With these two steps you can develop your Fuji RAFs better than your camera, and with relatively little fuss. I'll leave you with a finished render of the image above:
There was a time, maybe from 2009 to 2011, when Apple computers were glorious. They were elegant devices, beautiful to me, and powerful. Never before, or since, have I loved a machine as I loved that MacBook Pro early 2011.
I miss that, being able to love the elegance and power a machine.
Nowadays I mostly use KDE Linux, which I can tolerate. Things occasionally break, stuff sometimes doesn't work as intended, but I can generally work around these quirks, so they don't bother me too much. Today, off the top of my head, Firefox crashed, Thunderbird couldn't display one folder, Zotero had to be re-installed, one monitor had to be power-cycled when waking the computer, and the laptop battery died way too quickly again.
I also use a Windows Surface tablet, which is a wonderful little device.

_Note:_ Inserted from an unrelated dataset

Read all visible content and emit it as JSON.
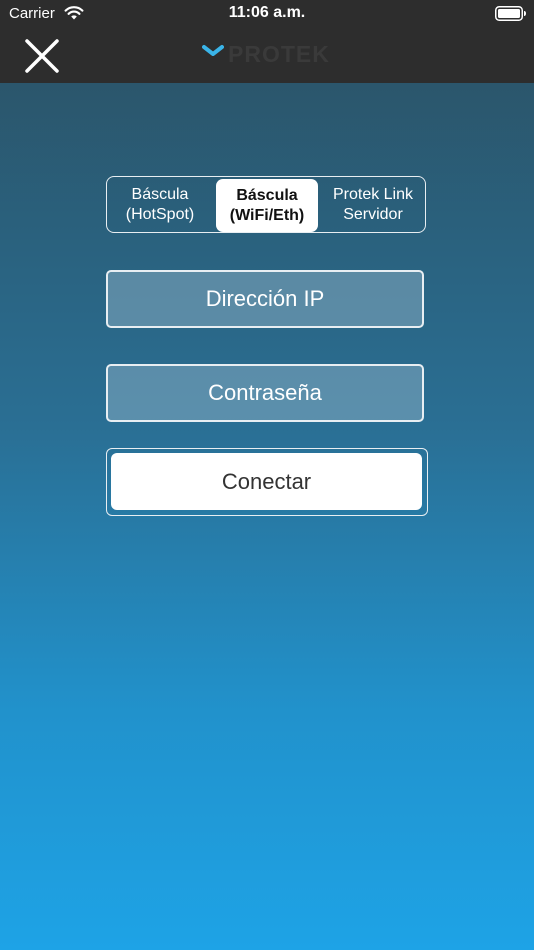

It currently shows an error message every time it boots that I can't get rid of, has to be rebooted every few days to stay fast, and sometimes just won't react until restarted. And it always wants to install some update, and just refuses to do it overnight as intended. But generally it works pretty well.
And yesterday, in a bout of nostalgia, I opened my macOS laptop again and endeavored to write a bit on it. There were no updates, then there were updates but they couldn't be installed, then they could be installed, then the download stalled, and hat to be un-paused for some reason. Then my project files randomly couldn't be downloaded to the laptop, and the window management in macOS is a horrid mess. Also the update took a full hour, and didn't change anything noteworthy. I didn't end up actually getting to write on it.
In the evening, my camera corrupted its file system, as it sometimes does if I forget to format the SD card as FAT instead of its default exFAT. The recovery process was tedious but worked. I've done it a few times now and I know what to do.
My phone, meanwhile, can't use its fingerprint reader any longer ever since I "up"graded to Android 10. It's a Pixel 2, as google as Google can be. And apps are sometimes unresponsive and have to be restarted to become usable again. And it still can't undo text edits in the year 2020, and probably spies on my every move.
My amplifier nominally supports Bluetooth, but it only works some of the time. Currently it doesn't, so we use a portable Bluetooth speaker instead. Its Spotify integration has never worked even once. But at least it now reliably sends an image to the projector ever since we vowed to only ever touch the one reliable HDMI port on the front of it.
And as much as I love my ebook reader, it sometimes crashes when there's too much stuff on the page. One time I even had to completely reset it to get it to work again. And every time I install an update, the visual layout changes. Most of the time, mostly for the better. But it just erodes trust so much, to be at the mercy of the whims of an obviously demented software designer somewhere.
As I said, I miss my Mac, back when technology was magical, and just worked. And any error could be clearly explained as user error instead of terrible programming. When I was young and foolish, in other words.
I should go play with my child now, and run around in the yard, or maybe read a paper book. There's no joy in technology any more.